The first experiments were a family affair.

"Mainly on my husband and our girls," laughs Pauline.  "We just tried things out."

Dairy farmer Robert often had sore, cracked hands so Pauline decided to fix them.  Through research and experimentation she combined oils and butters and had Robert try out various mixes until she was satisfied with her heavy-duty, water resistant balm.  The result:  Pauline's very popular Hand & Heel Balm.

Other skin conditions then came under her scrutiny, leading to an all-natural range of calendula-based products.

"I get great feedback from people with psoriasis and eczema who use my Calendula Ointment, Calendula Soap and mild shampoo.  The calendula gives it that little bit of  "oomph", because of it's healing properties and there are so many people out there with skin sproblems.  I get a lot of pleasure out of helping people.  The calendula ointment is fantastic - you can put it on anything:  cuts, grazes, rashes, cold sores, fungal infections, cracked heels, nappy rash, chaffing - anything!:

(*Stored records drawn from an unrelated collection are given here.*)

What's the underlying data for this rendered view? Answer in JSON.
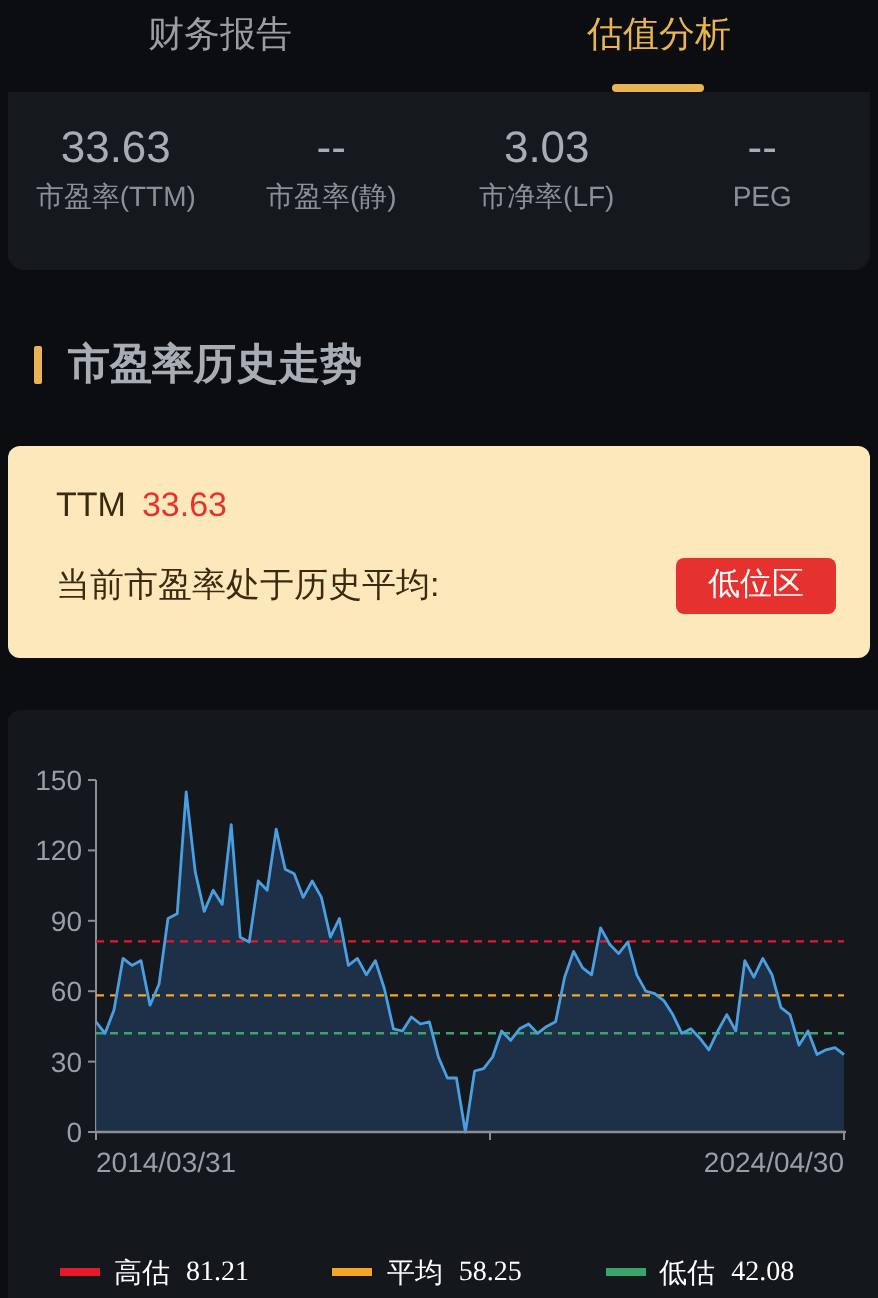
{
  "tabs": [
    {
      "label": "财务报告",
      "selected": false
    },
    {
      "label": "估值分析",
      "selected": true
    }
  ],
  "metrics": [
    {
      "value": "33.63",
      "label": "市盈率(TTM)"
    },
    {
      "value": "--",
      "label": "市盈率(静)"
    },
    {
      "value": "3.03",
      "label": "市净率(LF)"
    },
    {
      "value": "--",
      "label": "PEG"
    }
  ],
  "section_title": "市盈率历史走势",
  "valuation_card": {
    "ttm_label": "TTM",
    "ttm_value": "33.63",
    "status_text": "当前市盈率处于历史平均:",
    "status_badge": "低位区"
  },
  "pe_chart": {
    "chart_data": {
      "type": "area",
      "ylim": [
        0,
        150
      ],
      "yticks": [
        0,
        30,
        60,
        90,
        120,
        150
      ],
      "series": [
        {
          "color": "#4a9fe0",
          "values": [
            47,
            42,
            52,
            74,
            71,
            73,
            54,
            63,
            91,
            93,
            145,
            111,
            94,
            103,
            97,
            131,
            83,
            81,
            107,
            103,
            129,
            112,
            110,
            100,
            107,
            100,
            83,
            91,
            71,
            74,
            67,
            73,
            61,
            44,
            43,
            49,
            46,
            47,
            32,
            23,
            23,
            0,
            26,
            27,
            32,
            43,
            39,
            44,
            46,
            42,
            45,
            47,
            66,
            77,
            70,
            67,
            87,
            80,
            76,
            81,
            67,
            60,
            59,
            56,
            50,
            42,
            44,
            40,
            35,
            43,
            50,
            43,
            73,
            66,
            74,
            67,
            53,
            50,
            37,
            43,
            33,
            35,
            36,
            33
          ]
        },
        {
          "name": "高估",
          "type": "line",
          "line_style": "dashed",
          "color": "#e8192c",
          "values": [
            81.21,
            81.21,
            81.21,
            81.21,
            81.21,
            81.21,
            81.21,
            81.21,
            81.21,
            81.21,
            81.21,
            81.21,
            81.21,
            81.21,
            81.21,
            81.21,
            81.21,
            81.21,
            81.21,
            81.21,
            81.21,
            81.21,
            81.21,
            81.21,
            81.21,
            81.21,
            81.21,
            81.21,
            81.21,
            81.21,
            81.21,
            81.21,
            81.21,
            81.21,
            81.21,
            81.21,
            81.21,
            81.21,
            81.21,
            81.21,
            81.21,
            81.21,
            81.21,
            81.21,
            81.21,
            81.21,
            81.21,
            81.21,
            81.21,
            81.21,
            81.21,
            81.21,
            81.21,
            81.21,
            81.21,
            81.21,
            81.21,
            81.21,
            81.21,
            81.21,
            81.21,
            81.21,
            81.21,
            81.21,
            81.21,
            81.21,
            81.21,
            81.21,
            81.21,
            81.21,
            81.21,
            81.21,
            81.21,
            81.21,
            81.21,
            81.21,
            81.21,
            81.21,
            81.21,
            81.21,
            81.21,
            81.21,
            81.21,
            81.21
          ]
        },
        {
          "name": "平均",
          "type": "line",
          "line_style": "dashed",
          "color": "#f5a623",
          "values": [
            58.25,
            58.25,
            58.25,
            58.25,
            58.25,
            58.25,
            58.25,
            58.25,
            58.25,
            58.25,
            58.25,
            58.25,
            58.25,
            58.25,
            58.25,
            58.25,
            58.25,
            58.25,
            58.25,
            58.25,
            58.25,
            58.25,
            58.25,
            58.25,
            58.25,
            58.25,
            58.25,
            58.25,
            58.25,
            58.25,
            58.25,
            58.25,
            58.25,
            58.25,
            58.25,
            58.25,
            58.25,
            58.25,
            58.25,
            58.25,
            58.25,
            58.25,
            58.25,
            58.25,
            58.25,
            58.25,
            58.25,
            58.25,
            58.25,
            58.25,
            58.25,
            58.25,
            58.25,
            58.25,
            58.25,
            58.25,
            58.25,
            58.25,
            58.25,
            58.25,
            58.25,
            58.25,
            58.25,
            58.25,
            58.25,
            58.25,
            58.25,
            58.25,
            58.25,
            58.25,
            58.25,
            58.25,
            58.25,
            58.25,
            58.25,
            58.25,
            58.25,
            58.25,
            58.25,
            58.25,
            58.25,
            58.25,
            58.25,
            58.25
          ]
        },
        {
          "name": "低估",
          "type": "line",
          "line_style": "dashed",
          "color": "#3aa56a",
          "values": [
            42.08,
            42.08,
            42.08,
            42.08,
            42.08,
            42.08,
            42.08,
            42.08,
            42.08,
            42.08,
            42.08,
            42.08,
            42.08,
            42.08,
            42.08,
            42.08,
            42.08,
            42.08,
            42.08,
            42.08,
            42.08,
            42.08,
            42.08,
            42.08,
            42.08,
            42.08,
            42.08,
            42.08,
            42.08,
            42.08,
            42.08,
            42.08,
            42.08,
            42.08,
            42.08,
            42.08,
            42.08,
            42.08,
            42.08,
            42.08,
            42.08,
            42.08,
            42.08,
            42.08,
            42.08,
            42.08,
            42.08,
            42.08,
            42.08,
            42.08,
            42.08,
            42.08,
            42.08,
            42.08,
            42.08,
            42.08,
            42.08,
            42.08,
            42.08,
            42.08,
            42.08,
            42.08,
            42.08,
            42.08,
            42.08,
            42.08,
            42.08,
            42.08,
            42.08,
            42.08,
            42.08,
            42.08,
            42.08,
            42.08,
            42.08,
            42.08,
            42.08,
            42.08,
            42.08,
            42.08,
            42.08,
            42.08,
            42.08,
            42.08
          ]
        }
      ]
    },
    "x_axis_labels": [
      "2014/03/31",
      "2024/04/30"
    ]
  },
  "legend": [
    {
      "value": "81.21"
    },
    {
      "value": "58.25"
    },
    {
      "value": "42.08"
    }
  ]
}
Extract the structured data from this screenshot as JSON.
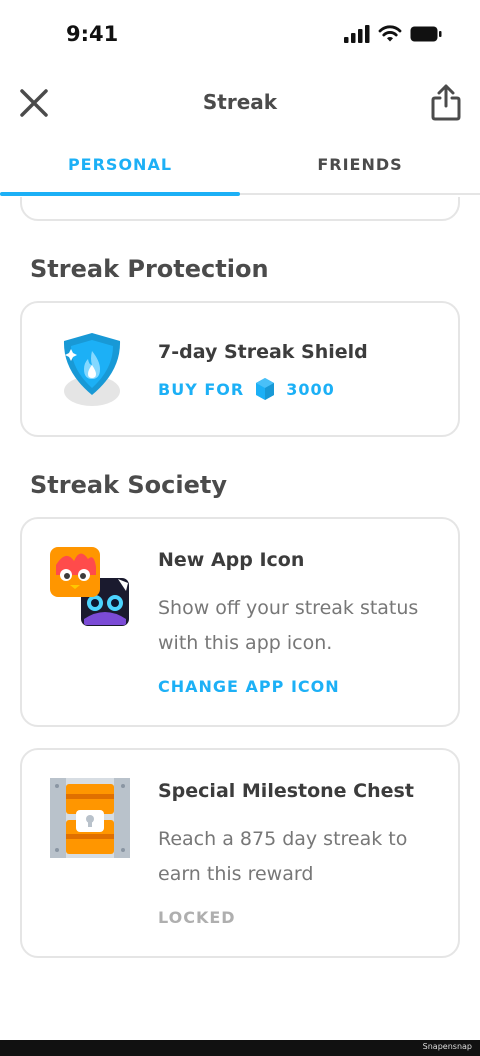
{
  "status_bar": {
    "time": "9:41"
  },
  "header": {
    "title": "Streak"
  },
  "tabs": [
    {
      "label": "PERSONAL",
      "active": true
    },
    {
      "label": "FRIENDS",
      "active": false
    }
  ],
  "sections": {
    "protection": {
      "title": "Streak Protection",
      "item": {
        "title": "7-day Streak Shield",
        "buy_label": "BUY FOR",
        "price": "3000"
      }
    },
    "society": {
      "title": "Streak Society",
      "items": [
        {
          "title": "New App Icon",
          "description": "Show off your streak status with this app icon.",
          "action": "CHANGE APP ICON"
        },
        {
          "title": "Special Milestone Chest",
          "description": "Reach a 875 day streak to earn this reward",
          "status": "LOCKED"
        }
      ]
    }
  },
  "watermark": "Snapensnap",
  "colors": {
    "accent": "#1cb0f6",
    "text": "#3c3c3c",
    "muted": "#777777",
    "border": "#e5e5e5",
    "locked": "#afafaf"
  }
}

As her 50th birthday approached, Pauline began pondering if it could be a full-time business, not just a hobby.

"I'd always wanted my own business - I was still working (off-farm) when I started this.  In the back of my mind I could see I could turn it into a business.  I thought, 'Can I do this, will it succeed?'  But I was getting so much positive feedback, that gave me more courage, the belief, that I could do it."

After attending business development courses, Pauline took the plunge and Infused with Nature was born.

"I should have done it years ago.  I just love it.  The courses were fantastic with business planning, sales, marketing, that  sort of thing, that helped a lot."

 Infused with Nature's calendula-based products have now taken over her life, even though the calendula itself is only in the ground from November to March.  While she loves gardening, Pauline says it is the growing of the calendula that is the most back-breaking part of her business.

"The planting is the hardest bit, getting all the seedlings planted, then once they're growing, we have to keep the weeds out."

As with all new ventures, Pauline has learnt better ways of doing things as the years have gone by.